Religious Freedom Updates – August 2020
By Religious Freedom Committee
Posted Sep 1, 2020 | 5:07 PM
Religion and Coronavirus
Calvary Chapel Dayton Valley sought injunctive relief from a directive on public gatherings issued by the governor of Nevada. The request was denied by the District Court and the Ninth Circuit. The Supreme Court denied cert, so the church who challenged the ruling does not have a TRO against the governor’s order. This ruling that allows casinos to operate, while not allowing churches to operate the same way, is the first really troublesome case related to COVID-19.
The Sixth Circuit denied a Muslim prisoner’s claim that he was entitled to pork-free food because the prison had witnessed him buying other products with pork in it (Zareck v Corr. Corp. of Am.). This seemed to suggest his beliefs were not sincere and seemed to contradict the practices of other Muslims in the prison system. The ruling seems to contradict the long-standing rule from Thomas v. Review Board that courts will not look into the sincerity of someone’s religious exercise by comparing it to that of members of the same faith or by the government’s interpretation of that religion’s doctrine.

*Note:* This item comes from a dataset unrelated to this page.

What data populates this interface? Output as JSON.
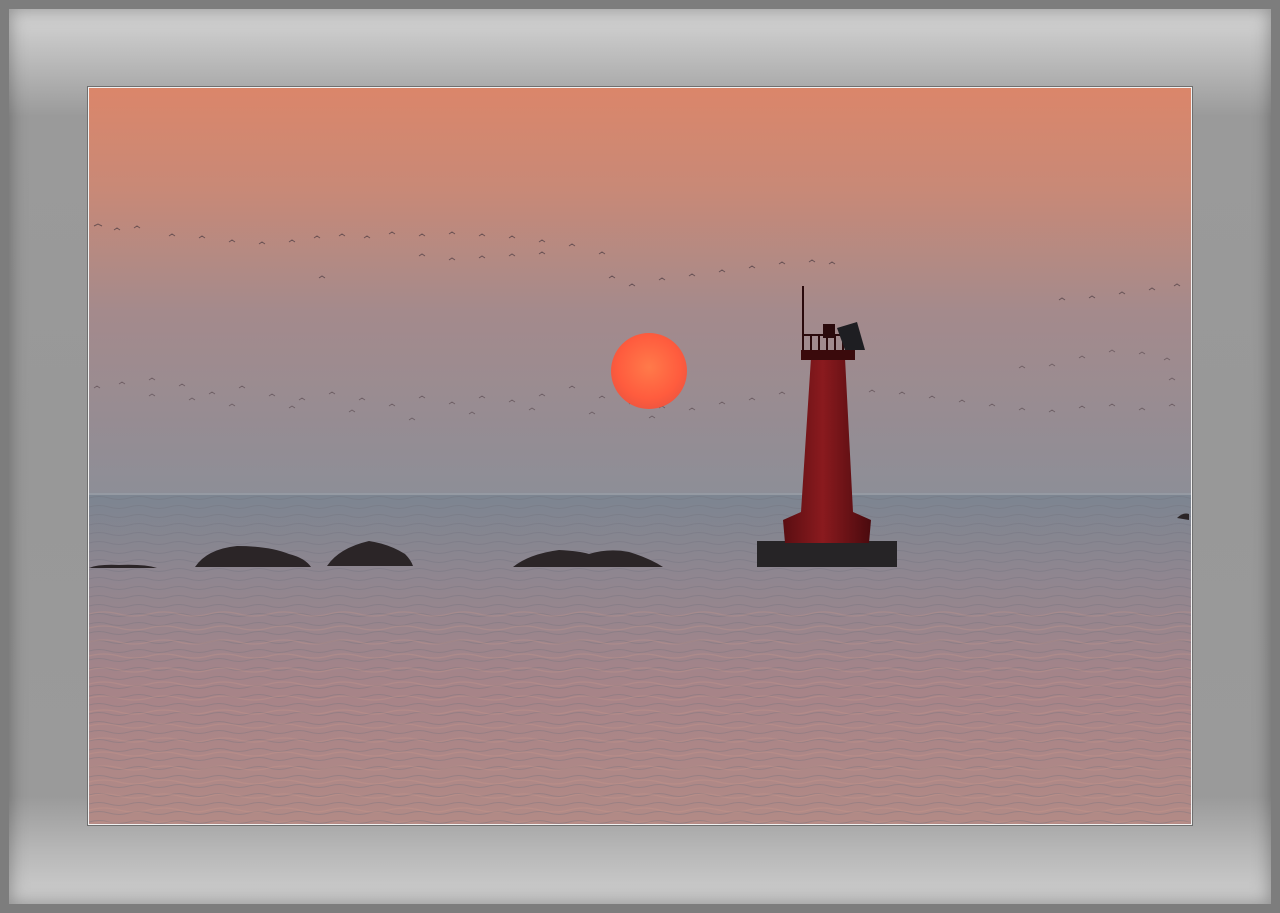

What Constitutes a Religion
In Penkowski v. Bowser, two black pastors in D.C. brought establishment clause claims against the mayor of D.C. by arguing that Black Lives Matter is a form of religion and painting “Black Lives Matter” on the street violates the Establishment Clause. A number of scholars have questioned whether BLM qualifies as a religious movement. The court dismissed the case, ruling the pastors don’t have standing because mere psychological or stigmatic harm is not sufficient to provide standing—this relates to the question of whether “dignitary harm” in other contexts is enough to justify the government curtailing First Amendment rights.